Paragrass is a nonnative category I invasive species in central and south Florida. This perennial grass species outcompetes native vegetation and is capable of rapid spread by vegetative reproduction. Although glyphosate and imazapyr are effective herbicides for paragrass control, the use of herbicides in certain areas may be restricted because of application timing or environmental concerns. Therefore, our objectives were to examine the effect of water depth (saturated vs. flooded) after burning or cutting, and the effect of water depth and duration after simulated roller-chopping, on paragrass regrowth under controlled conditions. In the first study, paragrass plants were cut or burned with a propane burner to 1 cm (0.39 in) above the soil surface. Plants were either watered daily (control), or were subjected to one of two water treatments: water level at the soil surface (saturated) or flooded to a depth of 44 cm. Burned-saturated or burned-flooded plants had 92% less biomass 5 wk after treatment (WAT) than cut-saturated plants. Flooding resulted in plant death regardless of the plant treatment. In the second study, simulated roller-chopping was performed by cutting paragrass stolons into one-, two-, or three-node segments; planting them into flats; and subjecting them to water treatments for 3, 7, 14, 28, and 42 d. Burning, cutting, and roller-chopping could be useful to control paragrass if subsequent flooding is applied. Future research should focus on evaluating the response of these control techniques in natural areas where water depth can be managed.
Nomenclature: Paragrass, Urochloa mutica (Forsk.) T. Q. Nguyen.
Management Implications: Paragrass is a highly invasive perennial grass species that invades wetland ecosystems of central and south Florida as well as other tropical areas of the world. Invasion of paragrass into such ecosystems typically reduces native species diversity and abundance, and ultimately results in monotypic swards, an unsuitable wildlife habitat. The effect of water depth (saturated vs. flooded) after burning or cutting, and the effect of water depth and duration after simulated roller-chopping on paragrass regrowth were examined under controlled conditions. Burning, cutting, and simulated roller-chopping did not reduce paragrass regrowth without either soil saturation or inundation.
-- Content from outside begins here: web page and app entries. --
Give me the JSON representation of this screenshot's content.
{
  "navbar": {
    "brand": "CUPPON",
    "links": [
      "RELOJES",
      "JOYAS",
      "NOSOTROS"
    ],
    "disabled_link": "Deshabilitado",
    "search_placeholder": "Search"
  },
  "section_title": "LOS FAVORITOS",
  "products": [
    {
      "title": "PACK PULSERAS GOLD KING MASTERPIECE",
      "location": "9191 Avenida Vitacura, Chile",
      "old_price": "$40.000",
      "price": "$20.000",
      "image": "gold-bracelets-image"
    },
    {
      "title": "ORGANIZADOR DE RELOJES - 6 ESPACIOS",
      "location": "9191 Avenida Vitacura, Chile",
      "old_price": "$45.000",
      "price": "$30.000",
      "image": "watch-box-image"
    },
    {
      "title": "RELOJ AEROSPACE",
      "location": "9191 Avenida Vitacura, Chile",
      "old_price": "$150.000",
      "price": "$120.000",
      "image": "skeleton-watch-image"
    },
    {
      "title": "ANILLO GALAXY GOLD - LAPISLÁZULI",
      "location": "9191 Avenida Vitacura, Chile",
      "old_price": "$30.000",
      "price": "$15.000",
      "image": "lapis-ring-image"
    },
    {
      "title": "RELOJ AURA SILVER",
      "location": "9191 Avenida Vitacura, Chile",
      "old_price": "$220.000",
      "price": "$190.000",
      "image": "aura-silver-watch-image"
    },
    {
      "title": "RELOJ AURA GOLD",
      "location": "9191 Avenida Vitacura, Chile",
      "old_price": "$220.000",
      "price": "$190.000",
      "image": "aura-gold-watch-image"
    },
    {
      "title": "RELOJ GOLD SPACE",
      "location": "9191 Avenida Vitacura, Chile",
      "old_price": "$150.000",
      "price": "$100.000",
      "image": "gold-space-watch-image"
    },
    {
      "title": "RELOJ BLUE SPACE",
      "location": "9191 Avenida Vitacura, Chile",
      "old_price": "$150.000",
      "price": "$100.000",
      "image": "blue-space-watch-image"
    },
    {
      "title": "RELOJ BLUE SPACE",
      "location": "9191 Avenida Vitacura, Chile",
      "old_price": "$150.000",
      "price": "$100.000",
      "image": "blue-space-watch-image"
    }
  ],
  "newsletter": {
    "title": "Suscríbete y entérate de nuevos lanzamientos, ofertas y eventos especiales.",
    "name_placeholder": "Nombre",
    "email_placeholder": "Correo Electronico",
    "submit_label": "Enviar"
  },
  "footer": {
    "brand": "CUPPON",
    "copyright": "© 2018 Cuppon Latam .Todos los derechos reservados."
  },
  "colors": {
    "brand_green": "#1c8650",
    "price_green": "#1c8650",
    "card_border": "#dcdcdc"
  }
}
In saturated conditions, burning significantly reduced all variables of plant growth compared to cutting. However, both burning and cutting killed paragrass equally when flooded for a period of 5 wk. At least 17 d of flooding or 29 d of saturated conditions were required to reduce paragrass biomass by 90% under our conditions. These results suggest that soil saturation or flooding is required after cultural techniques have been employed. Cutting or burning of paragrass followed by flooding may be an option for natural area managers in areas where herbicides may not be applied due to timing or environmental reasons. Roller-chopping followed by flooding could be an effective option to paragrass control where burning would not possible because of location and timing.